 Yes, but they also needed conflict, something that challenged them.

Of course, my first thought was women. Yeah, ladies, don't we love to test the depths of a man's love.

Next, I wanted a little murder, mystery and a bad guy. All were needed to create a story to push the limit and create a romance that readers could enjoy.

 When I looked at the challenge a woman could present, I decide Amanda had to have decided years ago that men were the last thing she wanted.


Well, her first husband had been murdered, and because of his death she'd lost her child. Why you might ask? In this world, men provide nutrition to their unborn baby by having sex with their wives. Okay, see the reason for have lots of hot sex, regularly.

Amanda's second husband is also dead. Makes one wondered why, doesn't it?

So when William, the head of the Black Dragon Council wants to marry her, you can see why Amanda is not overjoyed by the offer. She decides to put into question her ability to bare William's child and exits stage left in a hurry.

William can't let it go and follows her.

Now, the story unfolds.

 I love this story so much I had to go back to the Black Dragon world in two more books. I've even consider writing more because I love the men and women, who live there.

Read the 1st chapter of any of my books on my website,

Purchase at Purchase the Paperback book from:
The Wild Rose Press

The Wild Rose Press

Audio: Amazon

Monday, March 02, 2015

World-Building by Trish Arcangelo

Trish Arcangelo

One of the things that drew me to the sub-genre of fantasy romance was world-building.

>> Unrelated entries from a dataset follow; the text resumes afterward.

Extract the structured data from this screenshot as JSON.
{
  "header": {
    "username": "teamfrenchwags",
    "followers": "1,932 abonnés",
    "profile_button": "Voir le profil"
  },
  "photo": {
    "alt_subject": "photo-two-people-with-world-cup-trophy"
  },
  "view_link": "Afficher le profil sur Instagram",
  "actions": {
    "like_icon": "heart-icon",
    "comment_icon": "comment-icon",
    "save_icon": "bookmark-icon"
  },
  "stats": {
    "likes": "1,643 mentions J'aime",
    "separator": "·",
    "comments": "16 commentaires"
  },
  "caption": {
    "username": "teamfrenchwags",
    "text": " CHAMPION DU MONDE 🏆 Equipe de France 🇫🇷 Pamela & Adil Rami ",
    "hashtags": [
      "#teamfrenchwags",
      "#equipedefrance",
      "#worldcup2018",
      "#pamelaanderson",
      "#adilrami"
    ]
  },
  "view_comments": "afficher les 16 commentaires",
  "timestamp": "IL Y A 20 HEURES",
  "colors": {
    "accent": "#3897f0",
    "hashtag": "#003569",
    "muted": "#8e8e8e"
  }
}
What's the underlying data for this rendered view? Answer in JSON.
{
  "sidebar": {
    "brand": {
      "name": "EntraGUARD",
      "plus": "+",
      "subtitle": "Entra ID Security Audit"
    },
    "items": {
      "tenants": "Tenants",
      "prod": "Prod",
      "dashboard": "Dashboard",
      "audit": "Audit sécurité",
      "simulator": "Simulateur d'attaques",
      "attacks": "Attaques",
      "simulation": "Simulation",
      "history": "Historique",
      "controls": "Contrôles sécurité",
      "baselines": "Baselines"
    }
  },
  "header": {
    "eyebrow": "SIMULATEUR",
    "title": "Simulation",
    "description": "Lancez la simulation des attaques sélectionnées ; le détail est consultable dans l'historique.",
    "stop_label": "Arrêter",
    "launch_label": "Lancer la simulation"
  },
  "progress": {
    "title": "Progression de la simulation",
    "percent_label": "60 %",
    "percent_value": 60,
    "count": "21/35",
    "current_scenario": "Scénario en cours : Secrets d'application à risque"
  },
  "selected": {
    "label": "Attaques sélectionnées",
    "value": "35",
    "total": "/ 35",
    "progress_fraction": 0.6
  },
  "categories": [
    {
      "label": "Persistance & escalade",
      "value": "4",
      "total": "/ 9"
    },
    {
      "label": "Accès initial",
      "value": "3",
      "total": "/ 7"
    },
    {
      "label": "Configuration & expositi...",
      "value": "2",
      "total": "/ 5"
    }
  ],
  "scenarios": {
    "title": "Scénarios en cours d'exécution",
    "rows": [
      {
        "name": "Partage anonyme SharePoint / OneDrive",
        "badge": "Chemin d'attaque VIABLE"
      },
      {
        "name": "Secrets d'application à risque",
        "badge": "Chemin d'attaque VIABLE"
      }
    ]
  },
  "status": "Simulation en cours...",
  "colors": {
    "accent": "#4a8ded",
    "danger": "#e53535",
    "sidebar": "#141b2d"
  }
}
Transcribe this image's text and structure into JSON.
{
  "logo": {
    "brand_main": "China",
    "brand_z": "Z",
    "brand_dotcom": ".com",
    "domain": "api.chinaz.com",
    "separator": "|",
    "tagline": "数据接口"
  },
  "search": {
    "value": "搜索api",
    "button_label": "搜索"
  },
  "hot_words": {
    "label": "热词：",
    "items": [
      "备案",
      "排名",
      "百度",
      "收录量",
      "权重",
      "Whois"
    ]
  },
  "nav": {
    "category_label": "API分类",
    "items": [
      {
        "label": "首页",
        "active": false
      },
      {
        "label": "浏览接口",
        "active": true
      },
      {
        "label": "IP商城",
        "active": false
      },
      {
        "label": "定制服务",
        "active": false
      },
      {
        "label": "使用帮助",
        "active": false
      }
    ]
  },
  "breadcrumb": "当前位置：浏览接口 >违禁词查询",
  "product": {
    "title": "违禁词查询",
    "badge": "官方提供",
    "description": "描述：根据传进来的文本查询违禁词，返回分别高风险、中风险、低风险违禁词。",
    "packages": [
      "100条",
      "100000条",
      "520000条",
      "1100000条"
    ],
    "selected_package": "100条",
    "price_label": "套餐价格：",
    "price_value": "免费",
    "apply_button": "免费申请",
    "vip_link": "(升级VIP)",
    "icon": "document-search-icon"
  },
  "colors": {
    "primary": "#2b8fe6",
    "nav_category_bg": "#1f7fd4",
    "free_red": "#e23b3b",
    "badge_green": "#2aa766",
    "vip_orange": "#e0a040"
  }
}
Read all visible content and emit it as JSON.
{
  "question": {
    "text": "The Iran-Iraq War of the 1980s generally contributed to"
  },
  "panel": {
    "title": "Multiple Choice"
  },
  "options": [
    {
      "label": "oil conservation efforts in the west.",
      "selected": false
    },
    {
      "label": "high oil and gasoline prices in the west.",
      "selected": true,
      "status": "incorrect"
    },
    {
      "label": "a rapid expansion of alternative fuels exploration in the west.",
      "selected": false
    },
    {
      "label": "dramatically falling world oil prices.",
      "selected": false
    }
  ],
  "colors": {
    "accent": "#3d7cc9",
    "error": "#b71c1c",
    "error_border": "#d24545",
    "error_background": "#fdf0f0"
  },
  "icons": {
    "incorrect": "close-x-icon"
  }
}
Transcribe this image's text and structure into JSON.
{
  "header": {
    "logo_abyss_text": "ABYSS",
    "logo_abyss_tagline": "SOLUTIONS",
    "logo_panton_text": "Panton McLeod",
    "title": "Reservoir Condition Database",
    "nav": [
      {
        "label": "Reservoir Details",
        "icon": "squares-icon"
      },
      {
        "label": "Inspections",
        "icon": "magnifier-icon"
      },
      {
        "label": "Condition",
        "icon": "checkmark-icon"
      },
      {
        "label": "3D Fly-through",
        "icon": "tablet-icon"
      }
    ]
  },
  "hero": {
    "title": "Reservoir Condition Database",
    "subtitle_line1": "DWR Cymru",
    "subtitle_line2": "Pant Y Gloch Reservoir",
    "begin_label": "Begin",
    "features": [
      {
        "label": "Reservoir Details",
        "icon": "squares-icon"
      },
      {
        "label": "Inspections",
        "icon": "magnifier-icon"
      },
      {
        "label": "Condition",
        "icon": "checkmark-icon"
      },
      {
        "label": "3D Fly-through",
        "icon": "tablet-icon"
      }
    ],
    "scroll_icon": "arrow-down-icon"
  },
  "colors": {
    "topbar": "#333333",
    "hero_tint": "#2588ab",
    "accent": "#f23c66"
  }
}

Within it lies absolute freedom. There are no rules, you get to create a setting of your very own. No other story by any other author has ever occurred in this time or in this place.

Unfortunately, one of the things that terrified me about the sub-genre of fantasy romance was world-building. It is daunting. There are no rules, no well-beaten path, NO comfort zone. My mind jumped to epic worlds like George RR Martin’s Westeros or JRR Tolkien’s Middle Earth. I can’t create anything that cool, I said to myself. I’m not that creative…

Now, as I sit back and look at my carefully drawn map of Dominion, The Dark Isle (setting for new book Darkness Embraced) I’m still torn. I’m proud of it even as I nervously anticipate readers’ reactions. Will they enjoy this place as I do? Will it feel real to them as it does to me? I hope so. I’m very excited to share it. The map can be found on my website:

The creation of The Dark Isle was no Big Bang, it was a process of many months. I drew it out with pencil and paper and then added to it slowly over time --- a town here, a body of water there. Now it feels as familiar to me as my hometown. It has pros and cons, beauty and ugliness. But it's the place where Dredd and Ivy live there own love story....

Trish Arcangelo

Sunday, March 01, 2015

I Will Be The One by Larry Farmer

I can’t say this turmoil I faced now upon my arrival in the Philippines didn’t concern me, but mostly it excited me. This wasn’t what I came here for, but it added to the allure. How could anyone be content back home, with life as usual, when there was a whole world around? A whole world I was now a part of.

To Purchase